For one thing, Romancing the Stone moves like a shark, while Snatched suffers from the same narrative looseness that has infected so many contemporary comedies. Rambling character interactions take precedent over the plot, which would be fine if the film didn’t have much plot to speak of, but Snatched is a directional narrative, a high-concept chase film that races from one comic set piece to another. It’s a format that Jonathan Levine handled more effectively in his Christmas comedy The Night Before, a rollicking comic spree with energy to spare. If only some of that energy had gone into Snatched, a film that, as it stands, probably would have been equally effective if the protagonists had themselves a staycation and just talked to each other for a few days.

But – and this is very important – Snatched isn’t terrible, and it’s not particularly bad either. It’s just a lazy afternoon at the movies, a genial, occasionally funny comedy that briefly distracts from our horrible everyday lives. Snatched gets the job done without being particularly good at it, relying on a decent concept, high-voltage star power and briefly amusing set pieces to make you smirk. But it could great characters, skilled pacing and smart situations to make you laugh your ass off.

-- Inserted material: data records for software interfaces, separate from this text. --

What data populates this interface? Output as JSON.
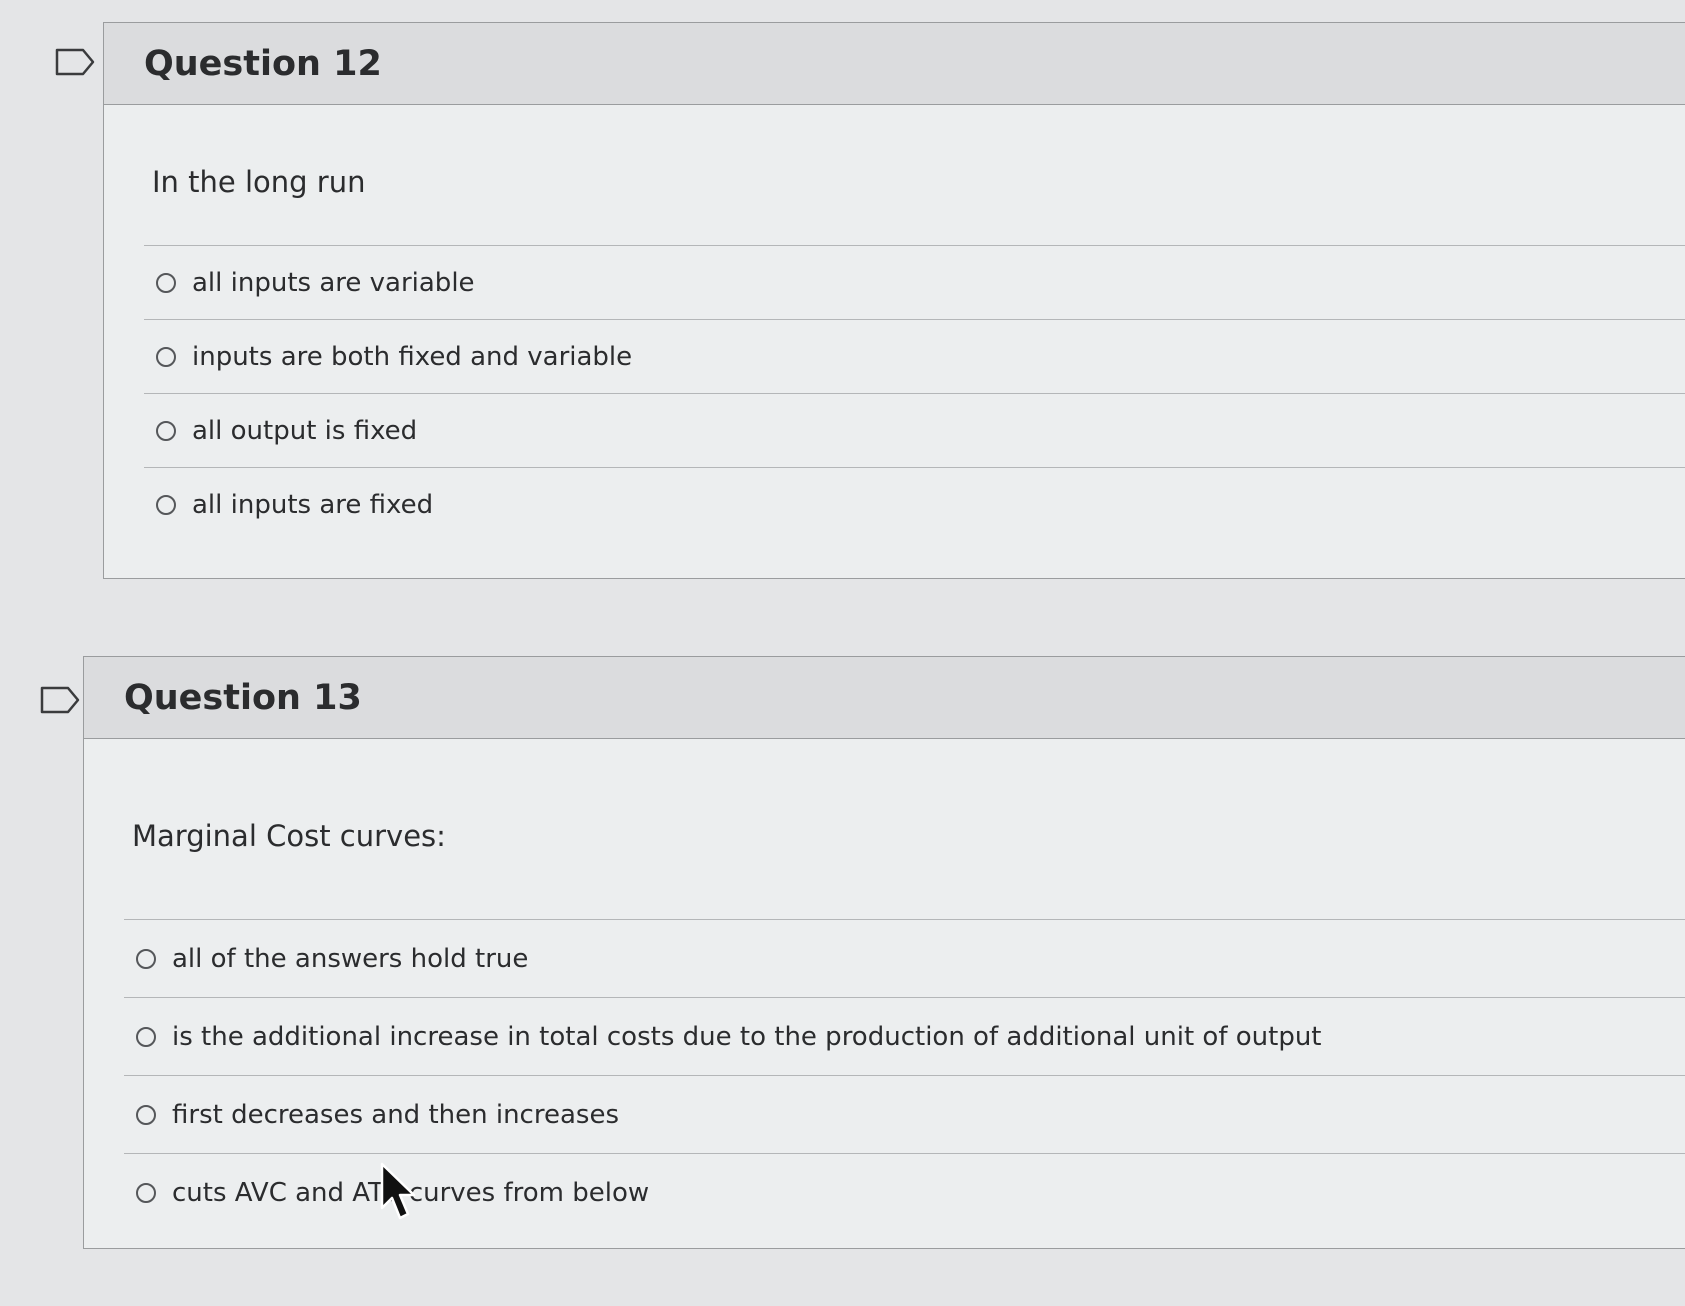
{
  "questions": [
    {
      "title": "Question 12",
      "prompt": "In the long run",
      "answers": [
        "all inputs are variable",
        "inputs are both fixed and variable",
        "all output is fixed",
        "all inputs are fixed"
      ]
    },
    {
      "title": "Question 13",
      "prompt": "Marginal Cost curves:",
      "answers": [
        "all of the answers hold true",
        "is the additional increase in total costs due to the production of additional unit of output",
        "first decreases and then increases",
        "cuts AVC and ATC curves from below"
      ]
    }
  ],
  "icons": {
    "flag": "flag-question-icon",
    "cursor": "mouse-pointer-icon"
  }
}
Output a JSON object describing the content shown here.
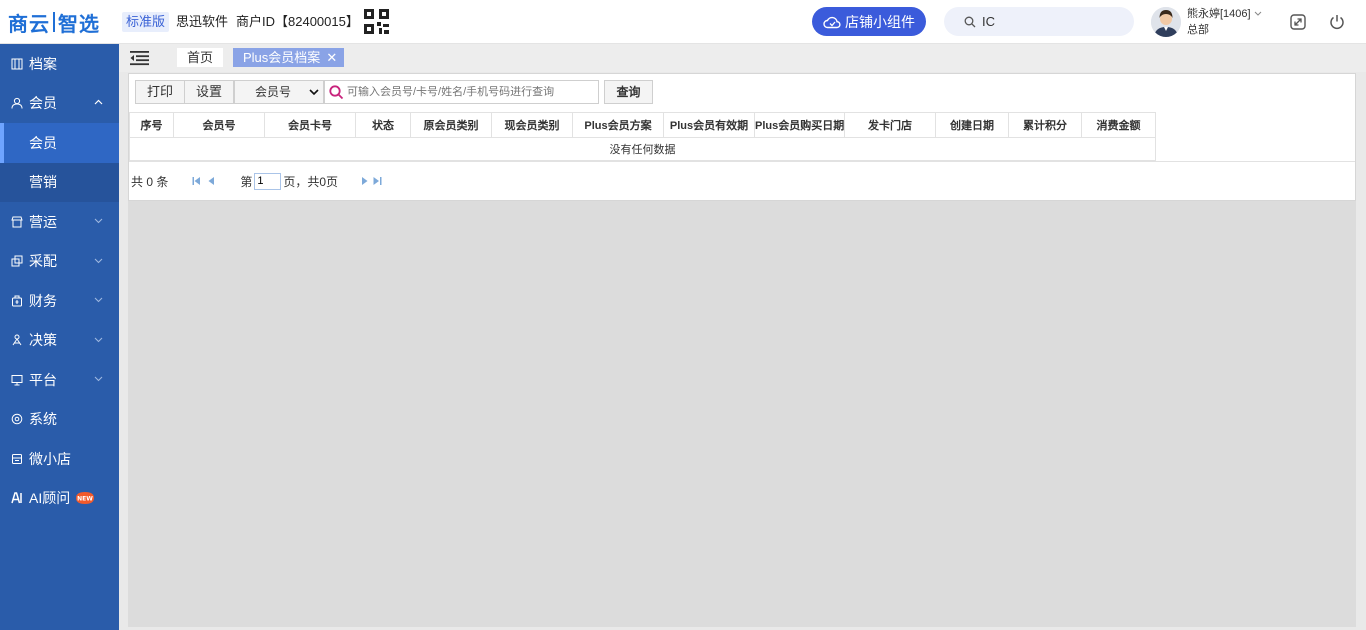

Top Photo: 20th Century Fox

William Bibbiani (everyone calls him ‘Bibbs’) is Crave’s film content editor and critic. You can hear him every week on The B-Movies Podcast and Canceled Too Soon, and watch him on the weekly YouTube series What the Flick. Follow his rantings on Twitter at @WilliamBibbiani.